*WORK TASK*.
Once the records below have been read, copy them all out exactly.

=== Section Start ===

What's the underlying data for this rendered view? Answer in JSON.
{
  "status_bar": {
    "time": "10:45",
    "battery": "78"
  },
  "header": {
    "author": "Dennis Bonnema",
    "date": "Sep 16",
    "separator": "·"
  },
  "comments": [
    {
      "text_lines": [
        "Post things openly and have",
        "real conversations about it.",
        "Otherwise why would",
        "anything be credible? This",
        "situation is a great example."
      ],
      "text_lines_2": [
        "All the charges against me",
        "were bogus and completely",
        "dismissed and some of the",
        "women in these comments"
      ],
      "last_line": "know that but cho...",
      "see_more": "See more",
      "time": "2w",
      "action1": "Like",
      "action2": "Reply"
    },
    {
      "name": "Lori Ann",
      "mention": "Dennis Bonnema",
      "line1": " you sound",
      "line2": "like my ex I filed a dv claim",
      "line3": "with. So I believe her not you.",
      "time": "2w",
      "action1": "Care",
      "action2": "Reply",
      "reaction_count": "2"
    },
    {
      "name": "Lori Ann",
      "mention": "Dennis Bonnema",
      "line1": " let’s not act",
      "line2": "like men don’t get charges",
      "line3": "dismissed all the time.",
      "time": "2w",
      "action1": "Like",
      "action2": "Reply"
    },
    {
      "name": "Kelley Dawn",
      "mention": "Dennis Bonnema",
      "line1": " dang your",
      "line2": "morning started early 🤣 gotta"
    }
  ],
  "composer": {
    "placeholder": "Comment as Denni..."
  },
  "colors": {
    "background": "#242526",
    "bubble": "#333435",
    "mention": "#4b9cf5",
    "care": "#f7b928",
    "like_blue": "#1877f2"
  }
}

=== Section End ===

*SOLUTION FOR THIS EXERCISE*.
What's the underlying data for this rendered view? Answer in JSON.
{
  "status_bar": {
    "time": "10:45",
    "battery": "78"
  },
  "header": {
    "author": "Dennis Bonnema",
    "date": "Sep 16",
    "separator": "·"
  },
  "comments": [
    {
      "text_lines": [
        "Post things openly and have",
        "real conversations about it.",
        "Otherwise why would",
        "anything be credible? This",
        "situation is a great example."
      ],
      "text_lines_2": [
        "All the charges against me",
        "were bogus and completely",
        "dismissed and some of the",
        "women in these comments"
      ],
      "last_line": "know that but cho...",
      "see_more": "See more",
      "time": "2w",
      "action1": "Like",
      "action2": "Reply"
    },
    {
      "name": "Lori Ann",
      "mention": "Dennis Bonnema",
      "line1": " you sound",
      "line2": "like my ex I filed a dv claim",
      "line3": "with. So I believe her not you.",
      "time": "2w",
      "action1": "Care",
      "action2": "Reply",
      "reaction_count": "2"
    },
    {
      "name": "Lori Ann",
      "mention": "Dennis Bonnema",
      "line1": " let’s not act",
      "line2": "like men don’t get charges",
      "line3": "dismissed all the time.",
      "time": "2w",
      "action1": "Like",
      "action2": "Reply"
    },
    {
      "name": "Kelley Dawn",
      "mention": "Dennis Bonnema",
      "line1": " dang your",
      "line2": "morning started early 🤣 gotta"
    }
  ],
  "composer": {
    "placeholder": "Comment as Denni..."
  },
  "colors": {
    "background": "#242526",
    "bubble": "#333435",
    "mention": "#4b9cf5",
    "care": "#f7b928",
    "like_blue": "#1877f2"
  }
}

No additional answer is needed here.